With a floor plate car 2-post lift, there is no need to install extra equipment, such as an overhead bar or bracing system. Instead, the two posts are bolted to the ground and connected with a base plate and lifting arms. This makes installation much easier as no extra drilling or cutting is required.
Also, depending on how tall your ceilings are, an overhead hoist may reach higher than a baseplate 2 post system, which gives you better flexibility when working with different heights of vehicles.
Are There Any Safety Features Included With an Overhead 2-post Car Lift?
An overhead 2-post auto lift should be used with extreme caution, as they involve the potential for injury if not operated properly. Fortunately, some features built into overhead 2-post car lifts can help ensure the operator’s and the vehicle’s safety.
The first safety feature found on most overhead 2-post car lifts is an overhead support bar. This bar is designed to provide additional stability when lifting a vehicle or when another weight is applied to the lift arms. The support bar also helps to ensure that any load lifted does not tip or become unstable during operation.

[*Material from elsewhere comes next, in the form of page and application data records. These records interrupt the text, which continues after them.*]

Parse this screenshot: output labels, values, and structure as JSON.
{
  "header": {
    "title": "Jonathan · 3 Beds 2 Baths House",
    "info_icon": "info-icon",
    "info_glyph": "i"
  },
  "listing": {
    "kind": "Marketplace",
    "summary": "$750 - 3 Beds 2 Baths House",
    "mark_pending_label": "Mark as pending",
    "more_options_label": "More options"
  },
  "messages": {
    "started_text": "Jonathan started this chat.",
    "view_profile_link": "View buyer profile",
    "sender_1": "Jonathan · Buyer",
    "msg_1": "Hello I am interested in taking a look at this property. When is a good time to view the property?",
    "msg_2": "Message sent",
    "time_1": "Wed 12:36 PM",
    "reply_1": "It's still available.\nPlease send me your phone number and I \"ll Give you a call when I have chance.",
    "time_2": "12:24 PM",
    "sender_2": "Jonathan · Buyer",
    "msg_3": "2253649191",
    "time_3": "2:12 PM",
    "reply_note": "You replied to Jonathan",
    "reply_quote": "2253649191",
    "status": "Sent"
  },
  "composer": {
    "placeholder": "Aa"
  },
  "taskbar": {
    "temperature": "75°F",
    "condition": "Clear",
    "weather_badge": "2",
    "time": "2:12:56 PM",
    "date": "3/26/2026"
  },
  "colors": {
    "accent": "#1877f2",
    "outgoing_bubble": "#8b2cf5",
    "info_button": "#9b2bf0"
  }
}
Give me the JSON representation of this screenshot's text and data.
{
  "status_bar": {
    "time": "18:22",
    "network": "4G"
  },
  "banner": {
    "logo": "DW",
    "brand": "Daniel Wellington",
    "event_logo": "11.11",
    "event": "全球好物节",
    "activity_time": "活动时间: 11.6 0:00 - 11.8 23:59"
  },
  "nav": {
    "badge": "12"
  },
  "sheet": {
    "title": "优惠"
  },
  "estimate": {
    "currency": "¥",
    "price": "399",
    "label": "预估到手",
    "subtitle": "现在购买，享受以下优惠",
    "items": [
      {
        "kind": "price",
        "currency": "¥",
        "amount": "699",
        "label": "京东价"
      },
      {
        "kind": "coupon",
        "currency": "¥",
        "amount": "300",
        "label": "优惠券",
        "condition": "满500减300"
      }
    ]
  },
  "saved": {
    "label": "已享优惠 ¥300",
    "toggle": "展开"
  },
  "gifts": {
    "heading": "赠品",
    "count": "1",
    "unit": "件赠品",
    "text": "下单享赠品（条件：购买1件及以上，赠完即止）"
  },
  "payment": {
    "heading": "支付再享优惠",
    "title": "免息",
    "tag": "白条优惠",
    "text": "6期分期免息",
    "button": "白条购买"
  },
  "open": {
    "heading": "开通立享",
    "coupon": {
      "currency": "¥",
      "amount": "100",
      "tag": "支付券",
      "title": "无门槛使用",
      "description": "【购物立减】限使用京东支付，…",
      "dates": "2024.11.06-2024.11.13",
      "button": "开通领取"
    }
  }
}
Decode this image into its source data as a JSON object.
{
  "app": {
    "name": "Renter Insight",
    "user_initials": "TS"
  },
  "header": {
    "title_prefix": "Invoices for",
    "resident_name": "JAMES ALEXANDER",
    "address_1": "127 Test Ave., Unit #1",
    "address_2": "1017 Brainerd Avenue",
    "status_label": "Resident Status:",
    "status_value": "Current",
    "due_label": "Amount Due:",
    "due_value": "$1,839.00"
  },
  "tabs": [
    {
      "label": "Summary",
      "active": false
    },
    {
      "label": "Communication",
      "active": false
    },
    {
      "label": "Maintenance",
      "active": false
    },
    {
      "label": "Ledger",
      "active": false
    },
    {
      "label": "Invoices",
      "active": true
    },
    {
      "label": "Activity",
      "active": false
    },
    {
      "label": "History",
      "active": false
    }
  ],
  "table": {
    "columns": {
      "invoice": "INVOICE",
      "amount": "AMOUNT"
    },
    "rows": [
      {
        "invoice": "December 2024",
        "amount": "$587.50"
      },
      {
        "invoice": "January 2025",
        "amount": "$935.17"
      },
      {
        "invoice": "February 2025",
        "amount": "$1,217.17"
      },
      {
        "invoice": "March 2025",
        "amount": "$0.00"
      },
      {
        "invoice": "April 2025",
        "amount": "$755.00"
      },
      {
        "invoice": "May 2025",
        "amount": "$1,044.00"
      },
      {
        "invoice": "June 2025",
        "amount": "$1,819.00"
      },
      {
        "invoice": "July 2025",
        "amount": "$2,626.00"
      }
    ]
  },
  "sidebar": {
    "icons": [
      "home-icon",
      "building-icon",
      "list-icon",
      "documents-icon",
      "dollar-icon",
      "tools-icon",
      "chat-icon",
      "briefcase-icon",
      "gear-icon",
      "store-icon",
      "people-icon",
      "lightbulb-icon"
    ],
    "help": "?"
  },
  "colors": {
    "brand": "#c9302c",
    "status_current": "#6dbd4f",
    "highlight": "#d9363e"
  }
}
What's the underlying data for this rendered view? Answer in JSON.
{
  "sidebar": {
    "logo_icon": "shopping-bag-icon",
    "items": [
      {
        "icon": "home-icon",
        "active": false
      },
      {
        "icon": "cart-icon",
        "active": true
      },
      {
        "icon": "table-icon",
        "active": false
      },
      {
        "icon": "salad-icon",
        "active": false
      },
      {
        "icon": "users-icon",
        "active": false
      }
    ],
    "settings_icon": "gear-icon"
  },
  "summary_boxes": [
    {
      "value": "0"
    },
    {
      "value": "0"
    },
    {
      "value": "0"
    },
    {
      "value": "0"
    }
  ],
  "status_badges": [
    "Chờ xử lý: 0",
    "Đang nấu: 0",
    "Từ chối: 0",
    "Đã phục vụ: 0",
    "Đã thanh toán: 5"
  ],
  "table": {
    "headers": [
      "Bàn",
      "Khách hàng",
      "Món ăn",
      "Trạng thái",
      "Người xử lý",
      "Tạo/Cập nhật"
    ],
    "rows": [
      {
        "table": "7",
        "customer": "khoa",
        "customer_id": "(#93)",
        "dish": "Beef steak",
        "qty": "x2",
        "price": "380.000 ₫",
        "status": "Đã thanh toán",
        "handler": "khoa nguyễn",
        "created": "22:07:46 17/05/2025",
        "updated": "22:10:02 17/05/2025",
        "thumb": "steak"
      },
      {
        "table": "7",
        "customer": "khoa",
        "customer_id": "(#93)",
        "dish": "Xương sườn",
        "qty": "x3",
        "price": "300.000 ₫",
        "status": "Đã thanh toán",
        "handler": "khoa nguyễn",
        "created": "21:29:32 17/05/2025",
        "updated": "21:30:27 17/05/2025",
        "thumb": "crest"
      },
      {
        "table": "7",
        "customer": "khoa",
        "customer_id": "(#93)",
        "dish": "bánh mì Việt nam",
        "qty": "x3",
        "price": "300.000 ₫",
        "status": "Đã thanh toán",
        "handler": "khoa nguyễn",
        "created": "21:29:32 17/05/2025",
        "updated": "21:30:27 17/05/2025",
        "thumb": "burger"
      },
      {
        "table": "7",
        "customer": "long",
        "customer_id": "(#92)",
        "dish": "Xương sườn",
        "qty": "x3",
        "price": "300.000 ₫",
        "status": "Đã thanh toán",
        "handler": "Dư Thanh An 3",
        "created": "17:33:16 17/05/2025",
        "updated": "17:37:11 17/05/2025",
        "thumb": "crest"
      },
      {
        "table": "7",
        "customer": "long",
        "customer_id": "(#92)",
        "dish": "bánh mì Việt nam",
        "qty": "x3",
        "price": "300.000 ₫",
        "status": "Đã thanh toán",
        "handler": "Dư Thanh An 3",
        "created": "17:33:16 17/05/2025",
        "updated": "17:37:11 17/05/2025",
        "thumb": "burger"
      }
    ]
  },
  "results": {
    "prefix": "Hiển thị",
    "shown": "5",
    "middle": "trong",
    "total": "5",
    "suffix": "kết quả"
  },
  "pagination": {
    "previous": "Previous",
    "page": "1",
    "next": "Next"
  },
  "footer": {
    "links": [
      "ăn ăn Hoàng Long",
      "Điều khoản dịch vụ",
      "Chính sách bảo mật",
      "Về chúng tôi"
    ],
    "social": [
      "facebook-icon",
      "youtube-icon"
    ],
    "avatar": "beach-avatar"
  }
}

Also, many models will feature padded safety bars, which are designed to help protect both the operator and their equipment from potential damage should an unexpected event occur while working on a vehicle.
Baseplate or Overhead 2 Post Car Lift: Which One is Perfect for You?
Both overhead two-post and 2-post baseplate car lifts offer their advantages in automotive work. The overhead two-post car lift offers less lifting height but more stability than its 2-post baseplate counterpart, perfect for people who need extra support or prefer not to have their vehicles elevated too high off the ground.
Those who require a greater amount of lifting height may find better utility in a 2-post baseplate car lift since it has been rated with higher capacities than most other traditional lifts. Before investing in this type of equipment, make sure you look into all the options.